• _Task requirements_: Extract every line from the records below that contains the word "title".

• _Available data_:
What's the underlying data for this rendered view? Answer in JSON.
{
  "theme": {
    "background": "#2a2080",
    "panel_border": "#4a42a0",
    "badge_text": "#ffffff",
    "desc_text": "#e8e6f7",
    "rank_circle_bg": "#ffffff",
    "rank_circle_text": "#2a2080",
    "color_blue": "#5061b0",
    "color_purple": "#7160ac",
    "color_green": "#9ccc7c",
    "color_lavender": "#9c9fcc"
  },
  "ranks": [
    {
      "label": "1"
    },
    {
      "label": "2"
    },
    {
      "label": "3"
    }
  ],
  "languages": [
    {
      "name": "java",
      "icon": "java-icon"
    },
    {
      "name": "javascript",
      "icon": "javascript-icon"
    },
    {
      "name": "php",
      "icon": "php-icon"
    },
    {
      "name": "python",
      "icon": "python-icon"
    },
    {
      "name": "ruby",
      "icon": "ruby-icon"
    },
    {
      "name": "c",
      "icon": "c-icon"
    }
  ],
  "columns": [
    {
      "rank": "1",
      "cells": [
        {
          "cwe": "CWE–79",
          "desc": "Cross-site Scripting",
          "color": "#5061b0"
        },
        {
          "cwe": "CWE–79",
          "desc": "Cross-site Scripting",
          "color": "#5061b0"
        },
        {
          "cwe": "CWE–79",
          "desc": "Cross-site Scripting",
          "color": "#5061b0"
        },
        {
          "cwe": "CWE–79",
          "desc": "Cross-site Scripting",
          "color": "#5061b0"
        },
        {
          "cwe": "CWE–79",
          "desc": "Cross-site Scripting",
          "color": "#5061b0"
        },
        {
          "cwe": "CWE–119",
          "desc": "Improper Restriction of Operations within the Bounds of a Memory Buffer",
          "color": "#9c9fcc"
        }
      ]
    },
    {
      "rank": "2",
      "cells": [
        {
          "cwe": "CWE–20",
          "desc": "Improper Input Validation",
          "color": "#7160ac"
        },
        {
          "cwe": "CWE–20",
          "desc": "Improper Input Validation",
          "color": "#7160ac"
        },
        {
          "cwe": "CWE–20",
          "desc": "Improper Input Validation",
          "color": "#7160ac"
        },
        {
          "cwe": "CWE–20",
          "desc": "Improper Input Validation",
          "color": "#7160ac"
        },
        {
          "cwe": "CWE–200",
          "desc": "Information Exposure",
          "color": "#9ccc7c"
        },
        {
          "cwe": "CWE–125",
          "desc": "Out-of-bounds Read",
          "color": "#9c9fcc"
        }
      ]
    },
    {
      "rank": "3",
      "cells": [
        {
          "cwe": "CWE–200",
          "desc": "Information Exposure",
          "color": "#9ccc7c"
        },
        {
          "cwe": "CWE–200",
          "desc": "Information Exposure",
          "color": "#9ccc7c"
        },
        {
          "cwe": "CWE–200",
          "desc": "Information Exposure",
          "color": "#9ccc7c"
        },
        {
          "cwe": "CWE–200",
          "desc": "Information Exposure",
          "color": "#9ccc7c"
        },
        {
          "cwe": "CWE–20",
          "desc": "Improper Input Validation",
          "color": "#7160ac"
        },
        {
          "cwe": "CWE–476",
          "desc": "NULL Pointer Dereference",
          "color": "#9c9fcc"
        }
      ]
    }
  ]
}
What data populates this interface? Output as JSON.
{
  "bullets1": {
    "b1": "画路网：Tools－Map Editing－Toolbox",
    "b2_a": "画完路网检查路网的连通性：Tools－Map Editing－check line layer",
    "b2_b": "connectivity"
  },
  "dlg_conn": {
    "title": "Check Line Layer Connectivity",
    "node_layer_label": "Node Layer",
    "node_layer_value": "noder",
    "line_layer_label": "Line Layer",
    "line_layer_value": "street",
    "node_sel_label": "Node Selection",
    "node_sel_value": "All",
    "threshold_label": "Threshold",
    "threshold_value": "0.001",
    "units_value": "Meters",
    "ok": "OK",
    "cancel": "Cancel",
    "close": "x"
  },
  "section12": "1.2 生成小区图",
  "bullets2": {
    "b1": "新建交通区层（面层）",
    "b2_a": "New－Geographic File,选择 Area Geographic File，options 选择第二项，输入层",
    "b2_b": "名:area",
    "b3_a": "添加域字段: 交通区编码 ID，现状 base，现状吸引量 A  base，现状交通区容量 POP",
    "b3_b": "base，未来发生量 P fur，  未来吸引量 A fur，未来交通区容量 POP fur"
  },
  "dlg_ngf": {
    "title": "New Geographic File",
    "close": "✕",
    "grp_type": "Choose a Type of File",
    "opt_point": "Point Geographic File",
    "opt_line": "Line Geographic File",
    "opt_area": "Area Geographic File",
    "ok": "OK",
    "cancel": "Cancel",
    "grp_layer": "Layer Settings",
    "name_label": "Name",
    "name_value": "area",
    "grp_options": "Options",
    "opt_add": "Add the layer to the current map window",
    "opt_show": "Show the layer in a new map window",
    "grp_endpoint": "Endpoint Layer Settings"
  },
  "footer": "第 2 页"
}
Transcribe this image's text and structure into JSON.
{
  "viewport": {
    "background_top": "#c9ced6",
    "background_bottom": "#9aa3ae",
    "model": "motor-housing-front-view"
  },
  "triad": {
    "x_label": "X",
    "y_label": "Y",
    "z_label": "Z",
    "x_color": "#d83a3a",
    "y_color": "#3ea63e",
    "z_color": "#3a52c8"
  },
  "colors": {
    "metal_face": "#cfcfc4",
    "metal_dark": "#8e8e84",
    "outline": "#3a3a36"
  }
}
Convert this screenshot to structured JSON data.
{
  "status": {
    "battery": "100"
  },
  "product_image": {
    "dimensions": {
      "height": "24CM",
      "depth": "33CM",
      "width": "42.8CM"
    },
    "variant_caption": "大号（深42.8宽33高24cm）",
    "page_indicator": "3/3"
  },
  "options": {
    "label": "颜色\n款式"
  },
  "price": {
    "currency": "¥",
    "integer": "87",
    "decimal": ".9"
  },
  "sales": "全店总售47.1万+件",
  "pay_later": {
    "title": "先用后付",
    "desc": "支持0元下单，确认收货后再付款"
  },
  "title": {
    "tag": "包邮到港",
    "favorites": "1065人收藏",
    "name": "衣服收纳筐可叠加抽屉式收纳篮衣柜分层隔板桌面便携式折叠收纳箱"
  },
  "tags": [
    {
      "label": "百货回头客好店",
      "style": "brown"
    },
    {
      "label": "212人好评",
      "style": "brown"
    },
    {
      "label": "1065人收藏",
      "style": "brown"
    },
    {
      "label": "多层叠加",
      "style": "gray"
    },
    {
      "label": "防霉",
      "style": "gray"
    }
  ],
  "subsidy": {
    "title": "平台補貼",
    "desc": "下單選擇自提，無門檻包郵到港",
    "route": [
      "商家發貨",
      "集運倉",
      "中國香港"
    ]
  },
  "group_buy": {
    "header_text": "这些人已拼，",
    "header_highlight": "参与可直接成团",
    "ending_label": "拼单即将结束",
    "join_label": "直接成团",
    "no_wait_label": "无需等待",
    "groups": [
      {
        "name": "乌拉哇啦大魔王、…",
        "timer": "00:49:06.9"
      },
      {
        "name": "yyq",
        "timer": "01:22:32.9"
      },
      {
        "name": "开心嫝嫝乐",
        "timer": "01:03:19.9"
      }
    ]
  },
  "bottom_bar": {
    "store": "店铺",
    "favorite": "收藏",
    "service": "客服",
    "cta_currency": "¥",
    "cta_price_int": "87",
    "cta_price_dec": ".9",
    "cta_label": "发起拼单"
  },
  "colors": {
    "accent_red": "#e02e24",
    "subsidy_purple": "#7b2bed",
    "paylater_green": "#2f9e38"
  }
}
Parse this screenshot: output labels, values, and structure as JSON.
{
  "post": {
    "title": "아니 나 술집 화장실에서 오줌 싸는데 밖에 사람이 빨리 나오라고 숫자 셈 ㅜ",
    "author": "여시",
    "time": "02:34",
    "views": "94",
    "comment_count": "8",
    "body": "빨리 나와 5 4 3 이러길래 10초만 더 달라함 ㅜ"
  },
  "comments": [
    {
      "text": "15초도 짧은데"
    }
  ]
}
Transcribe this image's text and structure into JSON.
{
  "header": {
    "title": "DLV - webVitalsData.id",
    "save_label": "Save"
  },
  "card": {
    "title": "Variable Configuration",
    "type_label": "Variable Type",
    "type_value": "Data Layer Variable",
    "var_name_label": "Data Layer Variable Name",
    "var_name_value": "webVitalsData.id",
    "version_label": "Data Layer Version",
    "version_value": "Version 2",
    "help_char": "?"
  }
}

• _Written answer_:
    "title": "Check Line Layer Connectivity",
    "title": "New Geographic File",
    "title": "先用后付",
  "title": {
    "title": "平台補貼",
    "title": "아니 나 술집 화장실에서 오줌 싸는데 밖에 사람이 빨리 나오라고 숫자 셈 ㅜ",
    "title": "DLV - webVitalsData.id",
    "title": "Variable Configuration",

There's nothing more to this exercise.